“Expect some short-term risk-aversion trades,” Citigroup Inc. economists led by Johanna Chua wrote in a client note. “But such market moves tend to be short-lived, as typically tensions defuse quickly. So unless the global response to this test raises the probability of a military strike or North Korean regime collapse (both unlikely), this time may play out similarly.”
Some investors are choosing to hold more cash in the face of increasing geopolitical instability. Nader Naeimi, who heads a dynamic investment fund at AMP Capital in Sydney and helps manage about $110 billion, has about 30 percent of his holdings in cash, while Chicago-based Ariel Investments is holding more cash versus its target in the event a pullback creates buying opportunities.
“While today’s fall in risk assets might not be deep, the process is one of an incremental rise in market volatility,” Naeimi said. This “will culminate in a deeper-than-expected correction,” he said.
- The Stoxx Europe 600 Index sank 0.6 percent as of 9:40 a.m. in London.
- The U.K.’s FTSE 100 Index dipped 0.3 percent.
- Germany’s DAX Index fell 0.5 percent.
- The MSCI All-Country World Index sank 0.2 percent, the largest dip in more than two weeks.
- Futures on the S&P 500 Index declined 0.4 percent.
- The Bloomberg Dollar Spot Index dipped 0.2 percent.
- The euro gained 0.5 percent to $1.1915.
- The British pound was little changed at $1.2943.
- The Japanese yen jumped 0.7 percent to 109.45 per dollar, the largest climb in more than three weeks.
- The Swiss franc increased 0.8 percent to $0.9574.
- Germany’s 10-year yield declined two basis points to 0.36 percent.
- Britain’s 10-year yield dipped one basis point to 1.04 percent.
- Gold gained 1 percent to $1,338.16 an ounce, the strongest in a year.
- West Texas Intermediate crude decreased 0.1 percent to $47.22 a barrel.
- Copper advanced 0.8 percent to $3.14 a pound, the highest in about three years.
- Nickel advanced 1 percent to $12,155 per metric ton, the highest in more than two years.
- Japan’s Topix index ended 1 percent lower, while South Korea’s Kospi index lost 1.2 percent and the S&P/ASX 200 Index in Sydney declined 0.4 percent.
- The Hang Seng Index in Hong Kong fell 1 percent.
- Indexes rose in China.
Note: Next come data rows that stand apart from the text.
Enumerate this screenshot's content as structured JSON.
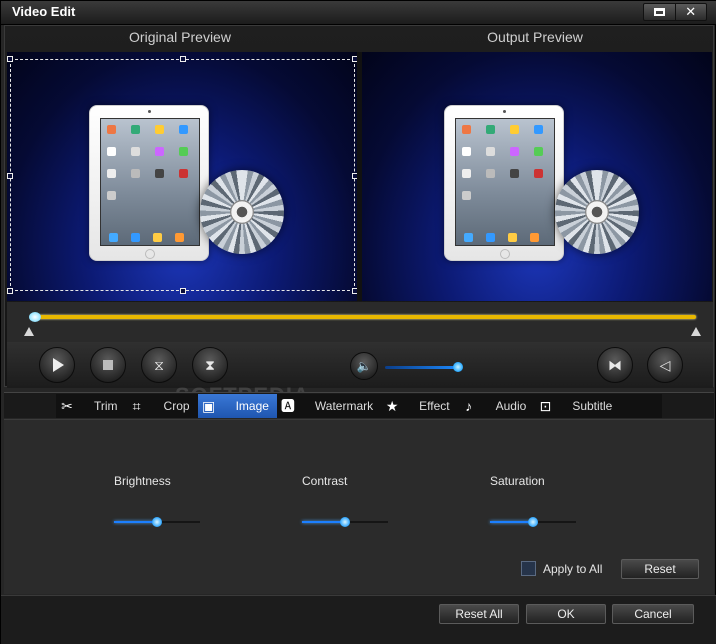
{
  "window": {
    "title": "Video Edit"
  },
  "preview": {
    "original_label": "Original Preview",
    "output_label": "Output Preview"
  },
  "timeline": {
    "position": 0.0
  },
  "volume": {
    "level": 0.9
  },
  "tabs": [
    {
      "label": "Trim",
      "icon": "scissors-icon"
    },
    {
      "label": "Crop",
      "icon": "crop-icon"
    },
    {
      "label": "Image",
      "icon": "image-icon",
      "active": true
    },
    {
      "label": "Watermark",
      "icon": "watermark-icon"
    },
    {
      "label": "Effect",
      "icon": "star-icon"
    },
    {
      "label": "Audio",
      "icon": "music-note-icon"
    },
    {
      "label": "Subtitle",
      "icon": "subtitle-icon"
    }
  ],
  "image": {
    "brightness": {
      "label": "Brightness",
      "value": 0.5
    },
    "contrast": {
      "label": "Contrast",
      "value": 0.5
    },
    "saturation": {
      "label": "Saturation",
      "value": 0.5
    },
    "apply_to_all": {
      "label": "Apply to All",
      "checked": false
    },
    "reset_label": "Reset"
  },
  "footer": {
    "reset_all": "Reset All",
    "ok": "OK",
    "cancel": "Cancel"
  },
  "watermark_text": "SOFTPEDIA",
  "colors": {
    "accent": "#1f56b0",
    "timeline": "#e8b800",
    "slider": "#1c7fff"
  }
}
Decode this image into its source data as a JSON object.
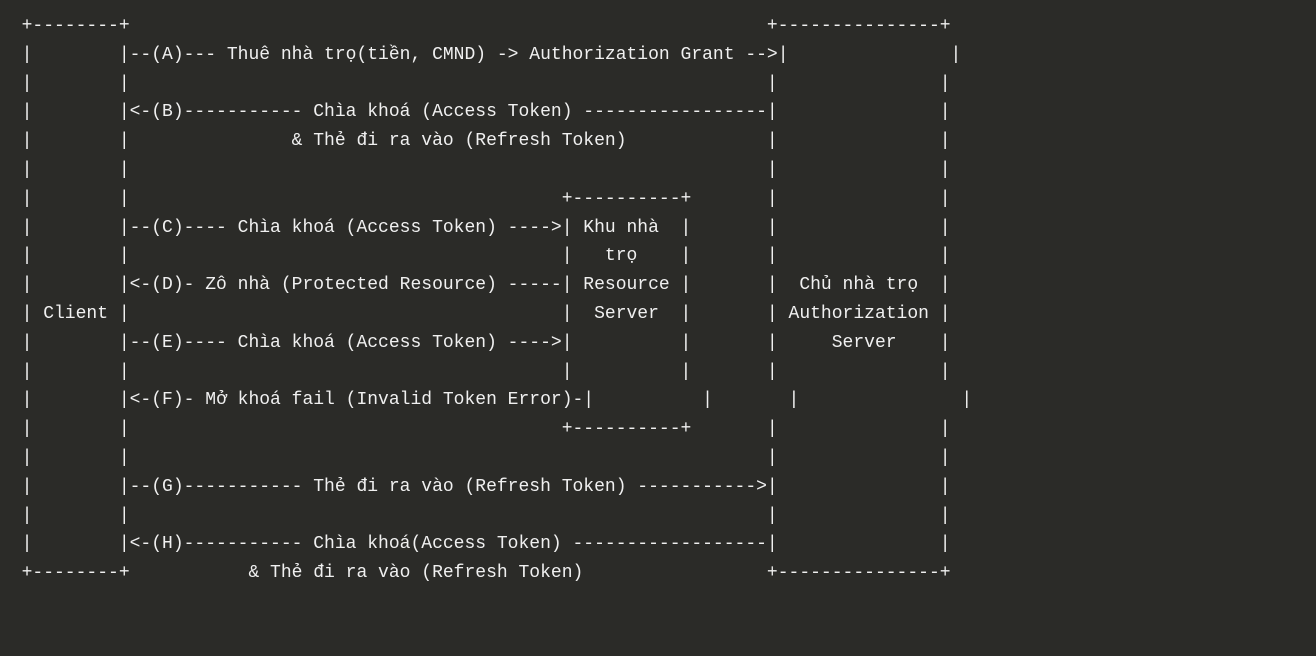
{
  "diagram": {
    "lines": [
      "  +--------+                                                           +---------------+",
      "  |        |--(A)--- Thuê nhà trọ(tiền, CMND) -> Authorization Grant -->|               |",
      "  |        |                                                           |               |",
      "  |        |<-(B)----------- Chìa khoá (Access Token) -----------------|               |",
      "  |        |               & Thẻ đi ra vào (Refresh Token)             |               |",
      "  |        |                                                           |               |",
      "  |        |                                        +----------+       |               |",
      "  |        |--(C)---- Chìa khoá (Access Token) ---->| Khu nhà  |       |               |",
      "  |        |                                        |   trọ    |       |               |",
      "  |        |<-(D)- Zô nhà (Protected Resource) -----| Resource |       |  Chủ nhà trọ  |",
      "  | Client |                                        |  Server  |       | Authorization |",
      "  |        |--(E)---- Chìa khoá (Access Token) ---->|          |       |     Server    |",
      "  |        |                                        |          |       |               |",
      "  |        |<-(F)- Mở khoá fail (Invalid Token Error)-|          |       |               |",
      "  |        |                                        +----------+       |               |",
      "  |        |                                                           |               |",
      "  |        |--(G)----------- Thẻ đi ra vào (Refresh Token) ----------->|               |",
      "  |        |                                                           |               |",
      "  |        |<-(H)----------- Chìa khoá(Access Token) ------------------|               |",
      "  +--------+           & Thẻ đi ra vào (Refresh Token)                 +---------------+"
    ]
  }
}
The Philippines’ main gauge jumped 1 percent.
- The MSCI Asia Pacific Index fell 0.6 percent, poised for its worst decline since Aug. 11.